■ **WORK ITEM**
Word for word, restate the records that come next, omitting the images.

(Dataset rows for apps and sites)
--*--

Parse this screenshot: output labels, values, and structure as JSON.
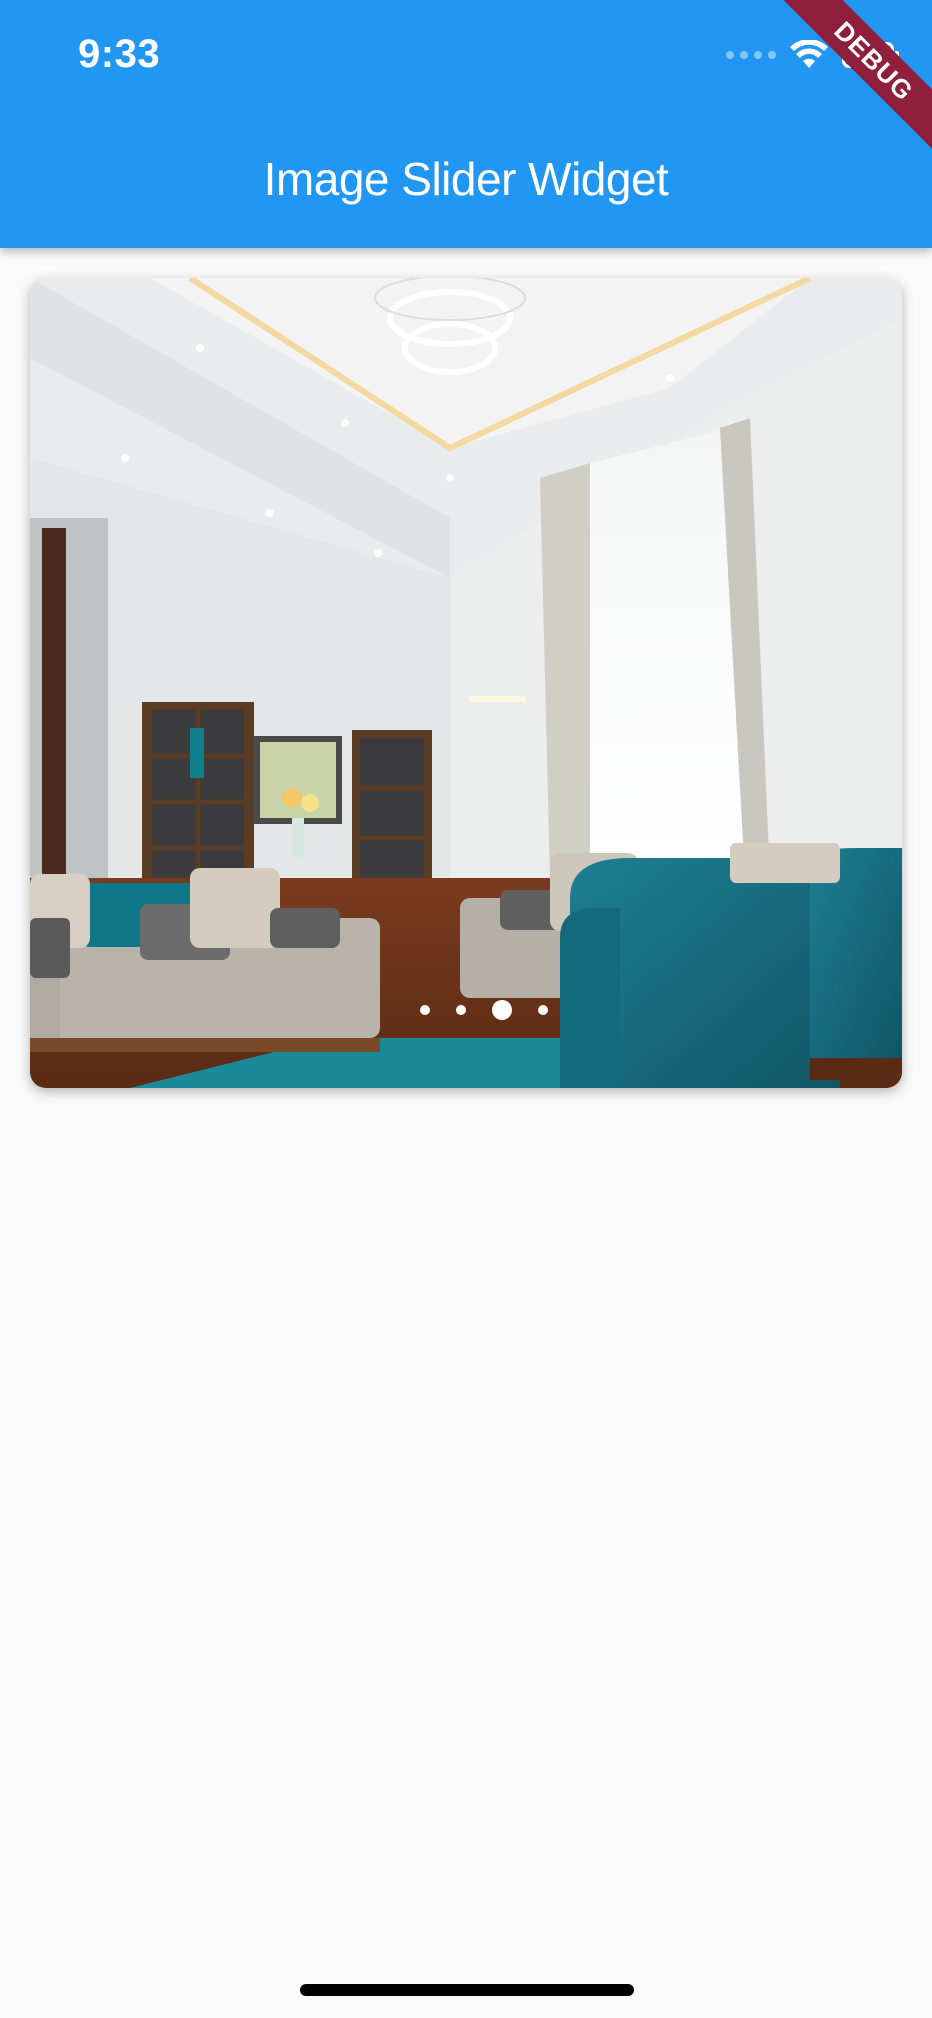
{
  "status_bar": {
    "time": "9:33"
  },
  "app_bar": {
    "title": "Image Slider Widget",
    "color": "#2196f3"
  },
  "debug_banner": {
    "label": "DEBUG",
    "color": "#8e1f3d"
  },
  "slider": {
    "current_image": "living-room-interior",
    "page_count": 4,
    "active_index": 2
  },
  "icons": [
    "wifi-icon",
    "battery-icon",
    "signal-icon"
  ]
}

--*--

■ **RESULT OF THE TASK**
Parse this screenshot: output labels, values, and structure as JSON.
{
  "status_bar": {
    "time": "9:33"
  },
  "app_bar": {
    "title": "Image Slider Widget",
    "color": "#2196f3"
  },
  "debug_banner": {
    "label": "DEBUG",
    "color": "#8e1f3d"
  },
  "slider": {
    "current_image": "living-room-interior",
    "page_count": 4,
    "active_index": 2
  },
  "icons": [
    "wifi-icon",
    "battery-icon",
    "signal-icon"
  ]
}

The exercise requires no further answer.